VLSI and parallel Technology
As many more transistors were etched onto a silicon chip VLSI chips (Very Large Scale Integration) were used. These days, the processors you will find inside a PC may harbour millions of individual components. Modern computers can run many programs simultaneously using "Windows",but their operating system is "soft" - that is - it has to be installed from some sort of media,usually CD-rom,and then it may take a while to "boot up" and start the operating system. This renders the computer more flexible,in that it needn't use the operating system supplied with it,but it takes longer before you can do anything with the computer.
Computers are also being made with more than one processor (CPU) and all of them work together collectively to achieve the end result - this is called 'working in parallel'.

GOOD GRID: The first map of the worlds most powerful computer grids is to be unveiled this week. Nine of the largest grids are featured in the display at the supercomputing festival in Tampa Florida. The map uses Google Earth to pinpoint more than 300 sites on six continents. Grids are made up of hundreds or thousands of PCs linked together to create a supercomputer. They are vital for scientists who need extra computing power to process large amounts of data.[Metro Minicosm Nov16,2006].
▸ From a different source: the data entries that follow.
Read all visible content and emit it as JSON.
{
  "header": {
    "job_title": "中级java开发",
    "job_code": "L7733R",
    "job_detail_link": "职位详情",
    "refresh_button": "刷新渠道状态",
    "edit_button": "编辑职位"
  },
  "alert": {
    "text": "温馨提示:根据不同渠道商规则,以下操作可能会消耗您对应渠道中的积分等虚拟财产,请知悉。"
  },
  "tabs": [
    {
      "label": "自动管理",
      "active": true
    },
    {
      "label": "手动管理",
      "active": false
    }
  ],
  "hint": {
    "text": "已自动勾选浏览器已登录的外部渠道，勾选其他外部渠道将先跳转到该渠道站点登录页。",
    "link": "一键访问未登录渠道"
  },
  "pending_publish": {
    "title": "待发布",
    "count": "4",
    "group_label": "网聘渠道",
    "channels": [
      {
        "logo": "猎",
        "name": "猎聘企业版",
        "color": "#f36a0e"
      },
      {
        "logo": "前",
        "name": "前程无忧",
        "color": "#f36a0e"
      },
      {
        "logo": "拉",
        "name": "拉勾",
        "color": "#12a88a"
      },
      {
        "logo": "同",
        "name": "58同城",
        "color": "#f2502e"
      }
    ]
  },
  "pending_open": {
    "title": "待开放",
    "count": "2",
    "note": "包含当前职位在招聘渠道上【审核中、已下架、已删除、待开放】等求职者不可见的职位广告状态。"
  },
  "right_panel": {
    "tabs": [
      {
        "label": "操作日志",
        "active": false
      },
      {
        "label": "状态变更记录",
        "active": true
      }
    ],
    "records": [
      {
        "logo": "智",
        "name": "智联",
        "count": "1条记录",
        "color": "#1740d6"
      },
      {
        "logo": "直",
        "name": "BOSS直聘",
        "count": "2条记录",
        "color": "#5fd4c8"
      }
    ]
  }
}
Supercomputers and AI
Supercomputers,such as those that predict the weather sometimes have to be water cooled or use special liquids to take the heat away from the processors. Inside your PC,the same process is carried out by fans,because the CPU is working so fast that,much like a car engine,it needs to be kept cool. One of the problems for supercomputers is how to get rid of this heat,you might like to compare what is going on with how your own brain manages to do the same job. Robots are beginning to take humanoid shape and as computing systems get more complex ,the possibility that they maybe able to think comes into sight. Many people think it is an impossibility and that perhaps their own belief systems are called into question should a machine achieve consciousness.
Other's believe a machine with no soul would be a Frankensteinian creation - Science fiction writer Isaac Asimov created his 3 rules of robotics in order that machines would not be able to harm humans

The Future
In the future computers may well take advantage of Quantum Physics and the first Quantum Computer is already on the horizon.Such machines use the QBIT rather than the bit. A bit can be either a 1 or a 0 - a Qbit takes on a 'superposed' state that can be both 1 and 0 at the same time,the curious physics which allows this may well be the same physics that your own brain uses,and so it maybe that such machines will be able to think like a human being.

Supercomputers 'to fit in palm of hand'

TINY supercomputers that fit into the palm of the hand could hit the shops in about a decade after groundbreaking research, it was claimed yesterday. The gadgets look set to be made using wires 1,000 times thinner than a human hair, said a team at Edinburgh University. The biggest problem was the discovery that wires measured in millionths of a millimetre take on 'very weird shapes' when attempts are made to bend them. Researchers led by Dr Michael Zaiser overcame this problem by creating a computer programme that predicts when this problem is going to happen, allowing engineers to avoid it. Dr Zaiser said: 'Holding a supercomputer in the palm of your hand will one day be possible and we are going to make sure all the wires are in the right place.' The next step is to make microchips much smaller than existing ones.
[Metro 22 Oct,2007]

See Also: The Computer ,Computers,Find Out More: The Computer,How it Works: The Computer,The History of the Digital Computer, Turing Archive, Alan Turing Biog,Parallel Power,Certainty from Uncertainty,Artificial Intelligence,AI